By Hugh Sykes
BBC News, Baghdad
After the killing of Abu Musab al-Zarqawi, al-Qaeda's leader in Iraq, the Iraqi national security adviser said it was the "beginning of the end" of al-Qaeda in the country. But as the bombings continue, there still seems to be no sign of peace breaking out.
Most mornings around nine o'clock the phone begins to ring on Ali's desk.
Baghdad is still a dangerous place for soldiers and civilians
He sits next to a window with sandbags on the sill.
Ali is one of our Iraqi researcher/translators.
He reaches for his pen and takes careful notes. He puts the phone down, stands up and walks across the room.
He is a large gentle man who likes to sit with me drinking medium sweet Arabic coffee.
We look up and he says, "car bomb, city centre, six dead, 20 injured", or "nine more bodies found shot dead". And we finish the sentence for him, "with wounds suggesting they've been tortured".
I have been here for two weeks.
Hardly a day has gone by without several car bombs in Baghdad and so many bodies dumped in the street that I have lost count.
There have been hijackings, ambushes, American soldiers captured and killed, a lawyer on the Saddam Hussein trial defence team abducted from his home and murdered, suicide bombs successfully aimed at police or army patrols, buses taking factory workers home held up by men with guns and driven away. Workers at a commercial bakery abducted at gun point.

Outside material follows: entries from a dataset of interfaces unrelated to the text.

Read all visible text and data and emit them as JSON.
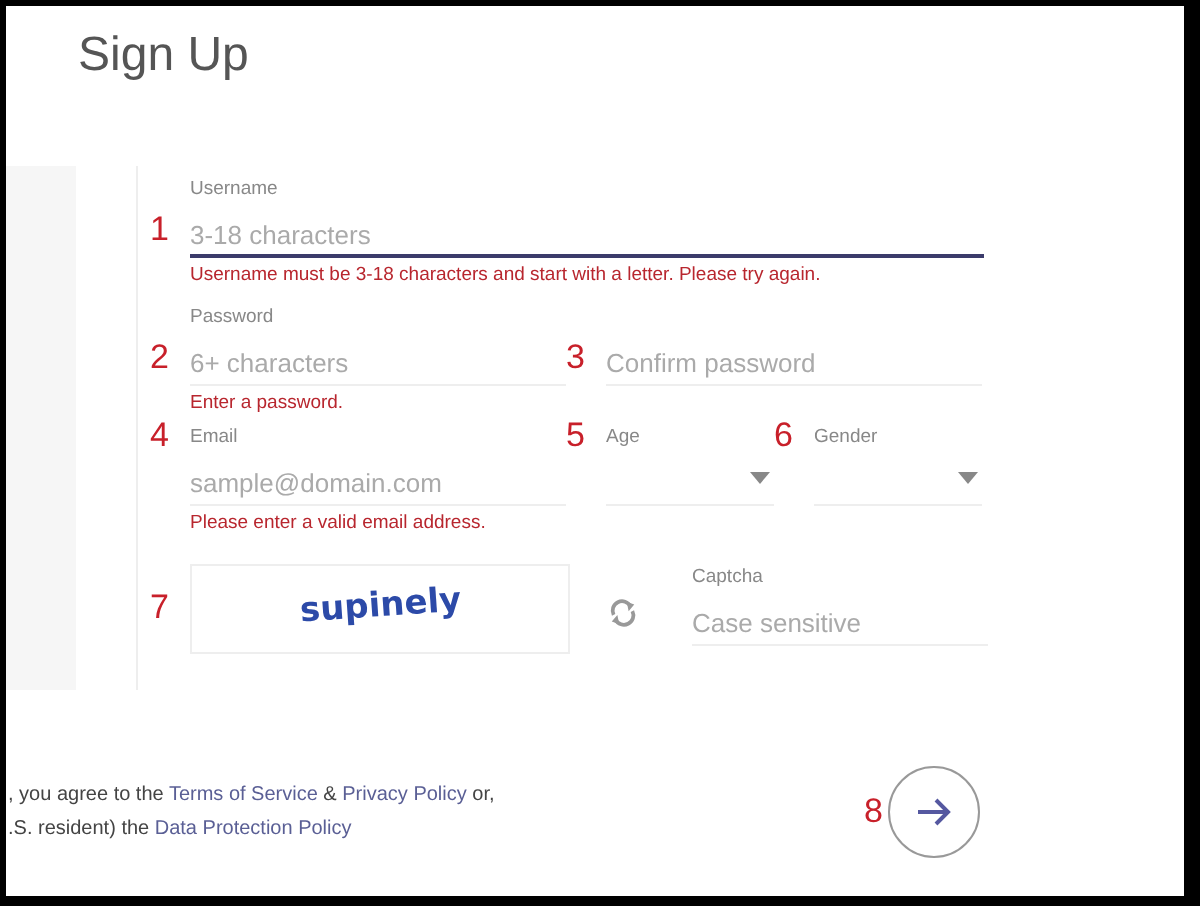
{
  "title": "Sign Up",
  "rows": [
    {
      "fields": [
        {
          "kind": "text",
          "annotation": "1",
          "label": "Username",
          "placeholder": "3-18 characters",
          "focused": true,
          "error": "Username must be 3-18 characters and start with a letter. Please try again."
        }
      ]
    },
    {
      "fields": [
        {
          "kind": "text",
          "annotation": "2",
          "label": "Password",
          "placeholder": "6+ characters",
          "focused": false,
          "error": "Enter a password."
        },
        {
          "kind": "text",
          "annotation": "3",
          "placeholder": "Confirm password",
          "focused": false
        }
      ]
    },
    {
      "fields": [
        {
          "kind": "text",
          "annotation": "4",
          "label": "Email",
          "placeholder": "sample@domain.com",
          "focused": false,
          "error": "Please enter a valid email address."
        },
        {
          "kind": "select",
          "annotation": "5",
          "label": "Age"
        },
        {
          "kind": "select",
          "annotation": "6",
          "label": "Gender"
        }
      ]
    }
  ],
  "captcha": {
    "annotation": "7",
    "image_text": "supinely",
    "label": "Captcha",
    "placeholder": "Case sensitive"
  },
  "terms": [
    [
      {
        "text": ", you agree to the "
      },
      {
        "text": "Terms of Service",
        "link": true
      },
      {
        "text": " & "
      },
      {
        "text": "Privacy Policy",
        "link": true
      },
      {
        "text": " or,"
      }
    ],
    [
      {
        "text": ".S. resident) the "
      },
      {
        "text": "Data Protection Policy",
        "link": true
      }
    ]
  ],
  "submit": {
    "annotation": "8"
  }
}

"This is not a state", said Ali one morning, "this is anarchy".
When I first came here I could walk the streets of Baghdad with no protection, drink coffee while I was waiting to have my hair cut, smoke hubble bubble at a cafe, go shopping at King of Dates.
Car bombing happen on a regular basis in Baghdad

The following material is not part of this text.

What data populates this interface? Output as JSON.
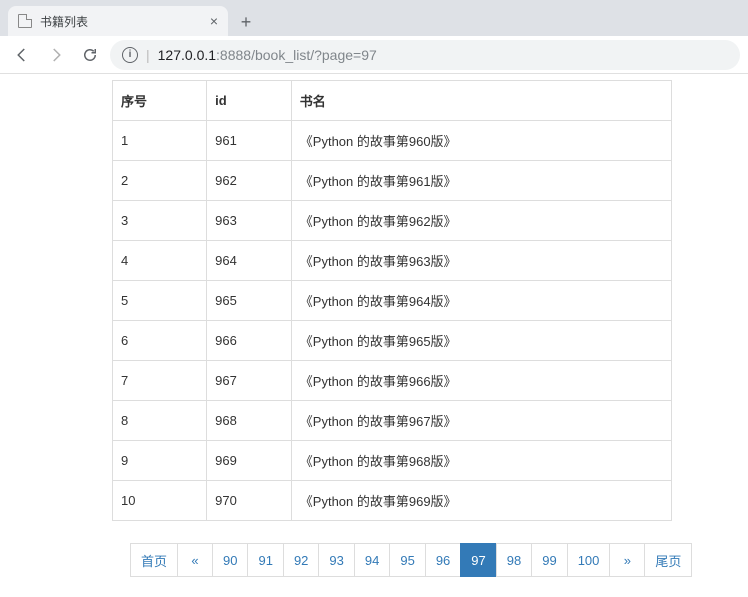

The problems were already profound. I quickly learned key words - karaba makou, benzin makou, amal makou - no electricity, no petrol, no work.
But there was also a strong sense that people were enjoying their freedom from the oppressive and homicidal regime of Saddam Hussein. And that they felt cautiously optimistic that their lives would, one day, improve.
Now I can go nowhere without armed protection and I can only travel in an armoured private car.
I have learned a new word, widely used, when I ask people how they are - ta'aban - tired
I can never spend much more than a quarter of an hour at a cafe or a shop in case an opportunistic informer, perhaps simply desperate for money, makes a mobile telephone call to kidnap us.
One of the almost surreal features of this vicious guerrilla war is the normality within it.
Traffic's heavy, many shops are open, markets are busy and the people I meet are universally welcoming and friendly. But they are also worn out with anxiety.
I have learned a new word, widely used, when I ask people how they are - ta'aban - tired.
Statistically, in this city of around six million, most people are unlikely to be directly affected by an explosion and even when a car bomb detonates just a mile away you do not hear much.
Some homes have generators but you have to queue for hours to buy fuel or pay extortionate prices on the black market
The windows rattle for a couple of seconds and there is a faint displacement of air. But the danger wears no uniform and the fear of it is grinding everybody down.
Power cuts add to the exhaustion.
It is about 45 degrees [Celsius] in the shade almost every day (115 Fahrenheit) and seldom less than 35 [Celsius] at night.
It is common to have one hour of electricity followed by six hours cut.
Ceiling fans and air conditioners stop. Some homes have generators but you have to queue for hours to buy fuel or pay extortionate prices on the black market.
The power cuts affect even the new Iraqi armed forces.
I have a friend who works as an interpreter at one of the largest military bases.
He says they sometimes have no power for 10 hours at a stretch. And this week, a soldier at a checkpoint begged him for just half a litre of petrol so that he could clean his rifle.
My friend has a little girl, Farah, who is six. She hardly goes out now.
Her parents never take her to the park or playground any more because they are terrified that she will be kidnapped.
But the menacing reality of daily life here does at last seem to be penetrating the isolated, heavily protected Green Zone where the British and American Embassies are.
A memo from the American Ambassador to the Secretary of State, Condoleezza Rice, was leaked to the press.
It reported the fears of the Embassy's Iraqi staff and said that they were, "negatively affecting office routine".
Many of their families do not even know they work there.
One man reported that he had queued for petrol for 10 hours.
The embassy has started shredding documents that include Iraqi staffs' surnames.
Back in our office, Ali took another call.
It was from a friend whose brother in law had been shot dead early in the morning in a district where the police said it was not safe for them to go and recover the body.
In the evening, the body was still in the street being eaten by dogs.